Most people have experienced the sensation of dizziness at some point in their lives – the sensation that you are moving or spinning, lightheadedness, swaying, and disorientation. Has your dizziness been impacting your daily life?
Dizziness is common and can have many causes. Vertigo is a specific type of dizziness – the sensation that your environment is moving in a way that does not match your position or movement. Assessment by a vestibular physiotherapist can help to identify and treat the cause of your dizziness or vertigo.
At Amped Physiotherapy, our trained vestibular physiotherapist is here to help you reduce your dizziness/vertigo symptoms and return to the activities you love.
Both dizziness and vertigo can hinder your daily life, limiting your ability to perform even the simplest of tasks. Luckily, for most types of vertigo and dizziness, physiotherapy for dizziness and vertigo. At Amped Physiotherapy, our vestibular physiotherapist is trained in diagnosing and treating dizziness & vertigo in Ottawa, ON with vestibular rehabilitation.
Vestibular rehabilitation includes treatments such as the Epley maneuver, Lempert roll, balance, and habituation exercises. The Epley maneuver and Lempert roll allow for canalith repositioning, in order to move the calcium crystals in patients experiencing BPPV. Balance and movement habituation exercises focus on decreasing nerve sensitivity and reducing the effects of vertigo.
Vertigo is most commonly caused by an imbalance in the inner ear, also known as the “vestibular system.”
Your vestibular system helps you maintain your balance and center of gravity by sending messages to your brain regarding your movement. When this is impaired, your sense of equilibrium and your movement become affected.
You may feel as if the world is spinning around you, you can’t focus your vision for prolonged periods of time, you feel nauseous, or you can’t stand/move properly without feeling like you are going to fall.
Benign paroxysmal positional vertigo (BPPV)
BPPV is the most common cause of vertigo. It occurs when naturally-occurring calcium crystals located in your ears move around to different parts of your inner ear. These crystals disrupt the information that your inner ear provides about your movement. When your inner ear provides you information that does not match what your neck and your eyes are telling you, you can experience sudden spinning sensations (vertigo), nausea, and rapid eye movements (nystagmus).

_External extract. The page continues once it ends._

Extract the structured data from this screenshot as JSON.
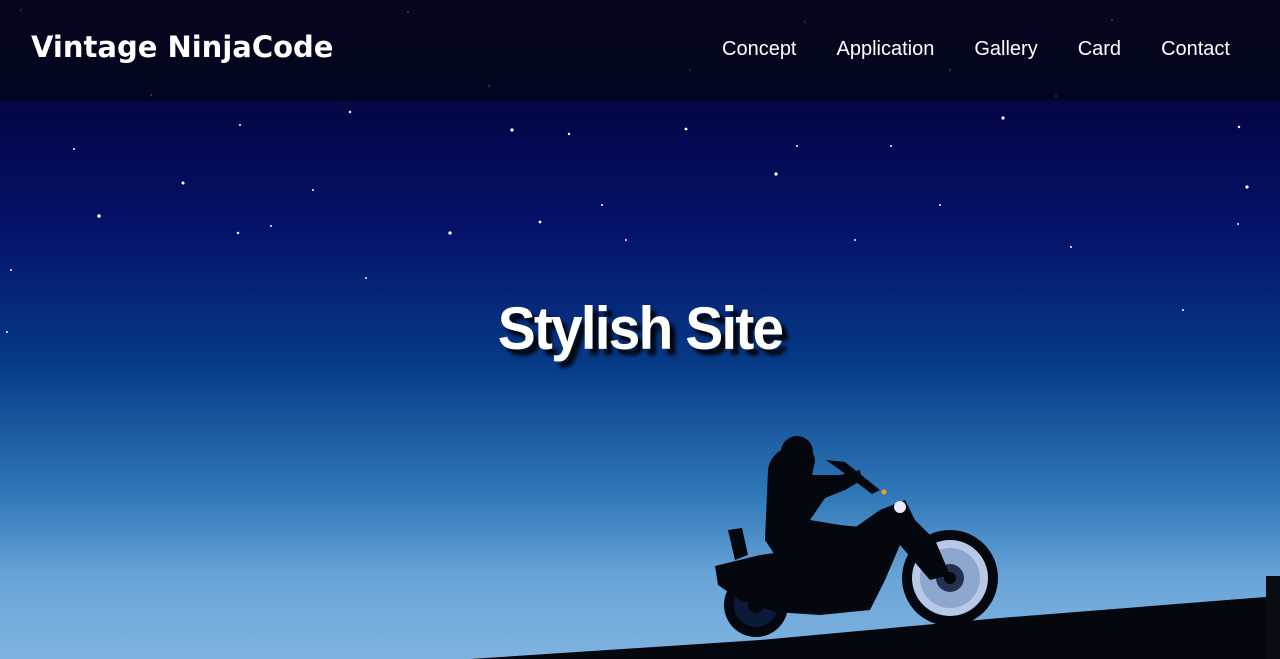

Approximately 35% of people who experience migraines will experience vertigo or dizziness as a migraine symptom. Migraine-associated vertigo (MAV) or “vestibular migraines” are often associated with the typical migraine symptoms of aura, headache, sound, and light sensitivity. The migraine episode can last minutes to hours and can result in residual dizziness and imbalance after the migraine has passed.
Vestibular neuritis is an inflammation of the vestibular nerve, usually occurring on one side and can be associated with a viral infection. People with vestibular neuritis usually experience a severe episode of nausea, vomiting, and loss of balance – followed by persistent dizziness and mild-moderate loss of balance. Vestibular rehabilitation can help to retrain the vestibular system to accommodate for the loss of information from the affected nerve.
Head and neck injury
Dizziness, balance issues, and vertigo are common symptoms after a head injury or whiplash injury. After these injuries, you can experience a mismatch of information coming from your eyes (visual system) and your inner ear (vestibular system). This mismatch can contribute to many of the persistent “post-concussion” symptoms – frequent headaches, difficulty with concentration, poor depth perception, avoidance of busy environments. Vestibular rehabilitation can help to retrain these systems to reduce the mismatch and reduce the symptoms of post-concussion syndrome or whiplash.
Ménière’s disease is a chronic progressive disorder that occurs due to a fluid build-up in the inner ear(s). This typically includes “ringing” in your ear, ear fullness, vertigo, and variable hearing loss. A “Ménière’s attack” can last hours to days, and attacks usually progress over time.